The birds in Lyon and Mineral counties are part of a distinct population segment of the greater sage grouse.
For more information, call Assistant Scout Master for Troop 495 Doug Lister at 760-932-1545.
Poet Pahmeier offers poetry reading, writing workshop
The Carson City Arts Initiative presents Gailmarie Pahmeier at 7 p.m. Thursday at the Carson City Library, 900 North Roop St.
Pahmeier also will conduct a writing workshop at the library that same day, from 4-5 p.m. All free and open to the public.
Pahmeier has been a Nevadan for 30 years. She teaches creative writing and contemporary literature at the University of Nevada, where she has been honored with the Alan Bible Teaching Excellence Award and the University Distinguished Teacher Award.

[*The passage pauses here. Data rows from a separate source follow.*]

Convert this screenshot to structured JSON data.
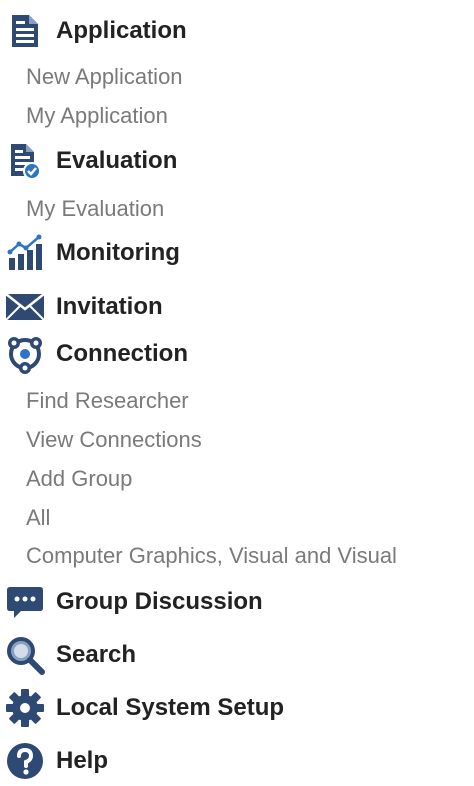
{
  "colors": {
    "icon_primary": "#2e4a74",
    "icon_accent": "#2d74c8",
    "heading_text": "#222222",
    "sub_text": "#7a7a7a"
  },
  "sections": {
    "application": {
      "label": "Application",
      "icon": "document-icon",
      "items": [
        "New Application",
        "My Application"
      ]
    },
    "evaluation": {
      "label": "Evaluation",
      "icon": "evaluation-icon",
      "items": [
        "My Evaluation"
      ]
    },
    "monitoring": {
      "label": "Monitoring",
      "icon": "chart-icon",
      "items": []
    },
    "invitation": {
      "label": "Invitation",
      "icon": "envelope-icon",
      "items": []
    },
    "connection": {
      "label": "Connection",
      "icon": "network-icon",
      "items": [
        "Find Researcher",
        "View Connections",
        "Add Group",
        "All",
        "Computer Graphics, Visual and Visual"
      ]
    },
    "group_discussion": {
      "label": "Group Discussion",
      "icon": "chat-icon",
      "items": []
    },
    "search": {
      "label": "Search",
      "icon": "search-icon",
      "items": []
    },
    "local_system_setup": {
      "label": "Local System Setup",
      "icon": "gear-icon",
      "items": []
    },
    "help": {
      "label": "Help",
      "icon": "help-icon",
      "items": []
    }
  }
}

Pahmeier’s work has been widely published in literary journals and anthologies, and she has received many honors.
“I’ve read my work locally, regionally, nationally and internationally. I’m particularly interested in conducting workshops and giving readings in under-served communities, wherever they might be or think they are,” Pahmeier said. “I love Nevada, love getting out and into our various communities. My material comes from interactions and observations I make while out on the road, and I learn as much or more from community workshop participants as they might learn from me.”
The Capital City Arts Initiative is an artist-centered organization committed to the encouragement and support of artists and the arts and culture of Carson City and the surrounding region.
For more information, call 775-450-3842.
Secret Witness turns 40 this year – and it’s helped solve many of Northern Nevada’s most violent crimes
Secret Witness tips have played a pivotal role in solving some of the most violent crimes the greater Northern Nevada region has seen. To date, Secret Witness has paid out more than $300,000 in rewards to anonymous tipsters. Rewards range from $50 (graffiti/tagging) to $1,500 (armed robbery) to $2,500 (murder).